“Rent control is a zombie idea that just won’t go away,” says The Hub‘s editor at large, Sean Speer, who has written about housing policy for the Macdonald-Laurier Institute. “Its political appeal is that it’s simple and visible. But its economic challenge is that it fails to reckon with basic ideas about incentives, supply and demand, and the laws of unintended consequences.”
Patrick Condon, a University of British Columbia’s School of Architecture and Landscape Architecture professor and frequent commentator on housing affordability, is a proponent of a form of rent control known as vacancy controls. These controls would cap how much landlords can increase rents when tenants are replaced.
B.C. currently limits how much an existing tenant’s rent can be annually hiked, but dramatic jumps in rents in between tenancies are common. Advocates in Ontario have recently called on the provincial government to similarly implement vacancy control legislation. The average rent for a one-bedroom apartment in Vancouver is listed by multiple rental sites at $2,500 per month, up 16 percent since last year.

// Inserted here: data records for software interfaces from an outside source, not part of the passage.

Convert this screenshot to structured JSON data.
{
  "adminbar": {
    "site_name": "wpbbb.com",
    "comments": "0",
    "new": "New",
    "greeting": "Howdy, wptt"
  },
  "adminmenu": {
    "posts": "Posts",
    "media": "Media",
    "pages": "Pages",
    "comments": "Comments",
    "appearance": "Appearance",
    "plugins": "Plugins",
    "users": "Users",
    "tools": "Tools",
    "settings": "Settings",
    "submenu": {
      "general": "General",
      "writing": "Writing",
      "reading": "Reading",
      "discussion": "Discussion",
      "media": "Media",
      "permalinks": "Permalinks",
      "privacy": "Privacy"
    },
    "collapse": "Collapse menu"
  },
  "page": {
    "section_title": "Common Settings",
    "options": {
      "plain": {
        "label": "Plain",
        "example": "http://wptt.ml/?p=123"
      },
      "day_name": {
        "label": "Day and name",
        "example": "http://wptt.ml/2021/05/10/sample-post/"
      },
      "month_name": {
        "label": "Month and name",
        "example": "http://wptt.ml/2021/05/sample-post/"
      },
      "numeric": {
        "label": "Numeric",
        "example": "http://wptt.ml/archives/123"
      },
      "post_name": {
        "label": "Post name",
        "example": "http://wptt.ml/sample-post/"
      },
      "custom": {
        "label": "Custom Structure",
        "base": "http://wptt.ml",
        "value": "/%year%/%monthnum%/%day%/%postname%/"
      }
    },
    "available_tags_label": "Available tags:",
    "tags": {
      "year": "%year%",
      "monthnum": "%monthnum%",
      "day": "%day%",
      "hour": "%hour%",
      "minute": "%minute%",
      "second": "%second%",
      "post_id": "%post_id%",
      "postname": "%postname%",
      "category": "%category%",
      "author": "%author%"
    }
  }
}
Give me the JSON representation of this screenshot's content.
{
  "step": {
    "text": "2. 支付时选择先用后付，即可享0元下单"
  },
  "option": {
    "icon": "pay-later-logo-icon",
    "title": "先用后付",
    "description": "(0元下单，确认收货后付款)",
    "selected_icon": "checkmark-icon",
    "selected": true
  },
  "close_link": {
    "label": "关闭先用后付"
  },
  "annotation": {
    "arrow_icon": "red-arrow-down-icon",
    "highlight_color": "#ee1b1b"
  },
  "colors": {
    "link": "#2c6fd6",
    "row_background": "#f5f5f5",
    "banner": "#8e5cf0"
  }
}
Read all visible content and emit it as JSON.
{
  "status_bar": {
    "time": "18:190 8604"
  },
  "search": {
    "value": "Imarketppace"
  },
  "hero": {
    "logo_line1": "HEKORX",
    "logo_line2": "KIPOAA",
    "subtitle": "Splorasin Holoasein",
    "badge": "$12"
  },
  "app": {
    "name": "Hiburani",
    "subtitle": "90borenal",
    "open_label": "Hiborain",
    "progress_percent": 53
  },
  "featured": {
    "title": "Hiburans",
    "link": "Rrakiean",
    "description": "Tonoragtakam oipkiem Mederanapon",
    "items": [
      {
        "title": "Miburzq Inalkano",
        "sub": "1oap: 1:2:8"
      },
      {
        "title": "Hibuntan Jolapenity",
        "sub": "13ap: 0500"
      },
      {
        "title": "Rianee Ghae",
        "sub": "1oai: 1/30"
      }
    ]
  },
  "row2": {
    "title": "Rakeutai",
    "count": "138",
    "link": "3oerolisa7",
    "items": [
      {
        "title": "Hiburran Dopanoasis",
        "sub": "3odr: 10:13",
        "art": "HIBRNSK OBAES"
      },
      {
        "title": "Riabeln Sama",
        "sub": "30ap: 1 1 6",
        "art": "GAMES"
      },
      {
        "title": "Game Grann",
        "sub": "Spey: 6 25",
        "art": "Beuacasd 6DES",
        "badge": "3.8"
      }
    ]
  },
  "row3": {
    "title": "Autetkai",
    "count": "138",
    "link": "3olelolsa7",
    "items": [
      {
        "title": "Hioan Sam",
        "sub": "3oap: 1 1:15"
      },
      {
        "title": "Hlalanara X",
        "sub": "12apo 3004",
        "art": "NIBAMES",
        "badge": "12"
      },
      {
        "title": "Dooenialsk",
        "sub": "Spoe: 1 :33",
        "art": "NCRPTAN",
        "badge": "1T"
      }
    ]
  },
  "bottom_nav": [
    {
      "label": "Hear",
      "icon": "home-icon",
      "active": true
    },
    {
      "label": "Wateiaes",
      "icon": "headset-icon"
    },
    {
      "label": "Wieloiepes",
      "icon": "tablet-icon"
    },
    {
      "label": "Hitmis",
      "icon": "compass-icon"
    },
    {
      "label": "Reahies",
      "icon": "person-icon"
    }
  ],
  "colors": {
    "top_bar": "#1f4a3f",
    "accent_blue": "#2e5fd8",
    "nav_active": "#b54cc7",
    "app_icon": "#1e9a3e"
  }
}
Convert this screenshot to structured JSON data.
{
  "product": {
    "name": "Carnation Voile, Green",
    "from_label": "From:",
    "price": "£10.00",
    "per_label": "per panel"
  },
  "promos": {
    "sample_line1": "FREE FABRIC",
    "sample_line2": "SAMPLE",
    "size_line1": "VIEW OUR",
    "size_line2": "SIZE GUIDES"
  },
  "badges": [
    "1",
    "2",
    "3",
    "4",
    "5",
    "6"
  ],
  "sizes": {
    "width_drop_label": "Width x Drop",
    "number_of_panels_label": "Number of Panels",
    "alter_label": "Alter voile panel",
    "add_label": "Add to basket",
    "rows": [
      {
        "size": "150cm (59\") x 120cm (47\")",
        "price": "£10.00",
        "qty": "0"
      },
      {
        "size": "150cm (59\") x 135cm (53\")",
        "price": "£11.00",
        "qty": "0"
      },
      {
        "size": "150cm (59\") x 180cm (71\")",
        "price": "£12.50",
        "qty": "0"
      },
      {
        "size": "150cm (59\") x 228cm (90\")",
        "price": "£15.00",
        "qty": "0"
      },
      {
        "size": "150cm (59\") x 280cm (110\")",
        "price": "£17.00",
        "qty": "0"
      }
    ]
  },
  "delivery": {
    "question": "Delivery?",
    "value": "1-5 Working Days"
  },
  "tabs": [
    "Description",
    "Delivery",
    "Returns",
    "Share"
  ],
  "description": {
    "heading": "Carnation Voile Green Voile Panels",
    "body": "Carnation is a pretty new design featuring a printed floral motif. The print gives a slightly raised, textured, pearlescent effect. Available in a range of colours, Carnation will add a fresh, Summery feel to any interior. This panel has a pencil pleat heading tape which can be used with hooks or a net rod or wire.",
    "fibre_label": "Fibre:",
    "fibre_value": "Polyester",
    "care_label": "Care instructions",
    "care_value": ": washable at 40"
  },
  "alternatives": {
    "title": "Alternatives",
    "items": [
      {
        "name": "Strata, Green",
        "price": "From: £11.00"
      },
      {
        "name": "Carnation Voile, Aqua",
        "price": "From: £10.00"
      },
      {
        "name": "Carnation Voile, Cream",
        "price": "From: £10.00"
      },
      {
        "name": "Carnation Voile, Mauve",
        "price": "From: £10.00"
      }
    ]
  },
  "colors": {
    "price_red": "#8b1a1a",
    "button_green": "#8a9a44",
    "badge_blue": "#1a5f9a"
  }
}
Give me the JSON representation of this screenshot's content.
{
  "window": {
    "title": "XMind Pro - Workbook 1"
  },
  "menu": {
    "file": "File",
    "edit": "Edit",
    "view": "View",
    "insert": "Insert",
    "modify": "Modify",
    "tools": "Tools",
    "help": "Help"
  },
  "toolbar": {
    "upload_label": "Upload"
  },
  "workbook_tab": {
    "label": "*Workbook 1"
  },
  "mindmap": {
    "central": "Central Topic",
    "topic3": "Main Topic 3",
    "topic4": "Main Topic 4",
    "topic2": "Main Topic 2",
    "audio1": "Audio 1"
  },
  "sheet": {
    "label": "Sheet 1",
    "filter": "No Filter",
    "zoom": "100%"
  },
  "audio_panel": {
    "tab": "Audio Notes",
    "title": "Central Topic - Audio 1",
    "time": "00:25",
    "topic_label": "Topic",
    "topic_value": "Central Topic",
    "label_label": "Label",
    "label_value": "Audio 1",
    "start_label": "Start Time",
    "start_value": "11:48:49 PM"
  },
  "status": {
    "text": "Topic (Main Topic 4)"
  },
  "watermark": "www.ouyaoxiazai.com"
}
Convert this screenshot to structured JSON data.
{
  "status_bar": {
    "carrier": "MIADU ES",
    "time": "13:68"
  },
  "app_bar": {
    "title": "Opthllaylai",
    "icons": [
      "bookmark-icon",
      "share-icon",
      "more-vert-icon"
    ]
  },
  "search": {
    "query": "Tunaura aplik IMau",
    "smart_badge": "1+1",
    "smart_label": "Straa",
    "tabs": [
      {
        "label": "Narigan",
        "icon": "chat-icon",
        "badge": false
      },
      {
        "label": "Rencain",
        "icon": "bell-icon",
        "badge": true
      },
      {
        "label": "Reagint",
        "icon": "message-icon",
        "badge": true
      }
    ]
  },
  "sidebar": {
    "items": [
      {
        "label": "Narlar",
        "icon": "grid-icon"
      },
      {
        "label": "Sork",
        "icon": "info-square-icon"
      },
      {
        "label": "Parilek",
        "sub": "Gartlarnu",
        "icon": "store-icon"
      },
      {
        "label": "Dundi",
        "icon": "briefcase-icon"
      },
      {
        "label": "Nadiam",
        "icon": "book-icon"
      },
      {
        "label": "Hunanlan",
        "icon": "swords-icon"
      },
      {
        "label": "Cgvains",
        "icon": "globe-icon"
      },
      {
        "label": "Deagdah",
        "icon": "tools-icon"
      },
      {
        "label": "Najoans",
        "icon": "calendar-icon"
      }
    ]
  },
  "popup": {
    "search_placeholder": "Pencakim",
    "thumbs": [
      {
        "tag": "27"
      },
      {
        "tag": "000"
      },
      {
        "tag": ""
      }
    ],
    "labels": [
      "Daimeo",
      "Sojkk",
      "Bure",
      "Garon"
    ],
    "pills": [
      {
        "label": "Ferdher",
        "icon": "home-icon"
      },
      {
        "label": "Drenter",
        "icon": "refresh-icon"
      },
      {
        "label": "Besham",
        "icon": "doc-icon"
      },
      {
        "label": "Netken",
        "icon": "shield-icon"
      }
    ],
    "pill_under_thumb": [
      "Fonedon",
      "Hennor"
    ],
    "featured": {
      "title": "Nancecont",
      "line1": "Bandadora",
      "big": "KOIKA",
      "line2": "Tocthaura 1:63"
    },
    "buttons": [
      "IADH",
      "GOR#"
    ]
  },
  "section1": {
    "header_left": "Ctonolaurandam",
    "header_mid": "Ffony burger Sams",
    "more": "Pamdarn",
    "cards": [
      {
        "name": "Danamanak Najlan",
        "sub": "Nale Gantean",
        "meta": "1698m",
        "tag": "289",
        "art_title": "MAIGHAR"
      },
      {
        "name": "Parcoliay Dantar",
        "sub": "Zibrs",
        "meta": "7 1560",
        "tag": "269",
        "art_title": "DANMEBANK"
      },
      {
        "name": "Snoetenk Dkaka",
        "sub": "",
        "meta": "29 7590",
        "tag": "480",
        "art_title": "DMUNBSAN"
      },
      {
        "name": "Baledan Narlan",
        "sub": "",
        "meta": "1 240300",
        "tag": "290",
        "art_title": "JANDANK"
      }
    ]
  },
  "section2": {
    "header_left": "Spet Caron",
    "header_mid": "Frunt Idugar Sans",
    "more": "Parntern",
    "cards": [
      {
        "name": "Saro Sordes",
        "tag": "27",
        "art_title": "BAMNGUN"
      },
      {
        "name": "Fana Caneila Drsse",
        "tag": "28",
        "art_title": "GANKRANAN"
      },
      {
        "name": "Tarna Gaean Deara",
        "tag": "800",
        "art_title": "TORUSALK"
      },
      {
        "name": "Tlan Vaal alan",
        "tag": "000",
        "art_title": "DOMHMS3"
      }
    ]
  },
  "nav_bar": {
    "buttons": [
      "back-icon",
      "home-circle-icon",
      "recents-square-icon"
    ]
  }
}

“Vacancy control is, under these critical circumstances I would argue, way more necessary than it was even in the 1970s because this situation we find ourselves in is literally unprecedented since the 1920s,” says Condon.
Condon says vacancy control will help mitigate increases in land value because real estate investment trusts look at the value of land, not the physical structure itself.
Most economists, however, warn that rent control is a bad idea. Their opposition stems from extensive evidence showing that while rent control keeps existing tenants in their apartments, rental housing construction often slows down. The end result is that it is much more expensive for prospective renters to find an affordable apartment.
Nobel Prize-winning economist Paul Krugman has called rent control “among the best-understood issues in all of economics, and—among economists, anyway—one of the least controversial.”
In 1995, San Francisco passed a rent control ordinance subjecting multifamily buildings built after June 1979 to the measure. Over 60 percent of San Francisco’s rental units are now rent-controlled, and the city is currently the third most expensive city in the United States.
Critics point out that monthly rents in San Francisco rose sharply thereafter due to landlords reducing rental units by 15 percent and demolishing existing apartment buildings.
A 2021 report by Scotiabank, for instance, found that at 424 housing units per 1,000 in population, Canada has the lowest number of housing units per population of any country in the G-7. Toronto has 360 units per 1,000 residents and Vancouver has 406 units per 1,000 residents, both below the national average.
The federal government has pledged a 10-year, $20 billion plan to address unaffordability, including $123 million in tax incentives for developers to build and renovate rental housing.
Even if Condon disagrees with the YIMBY’s solution of more housing supply, he sympathizes with younger Canadians who are struggling with housing affordability challenges.
“I think what they get really correct is that there’s a huge problem in housing affordability that elevates to the level of crisis, particularly for their generation,” says Condon.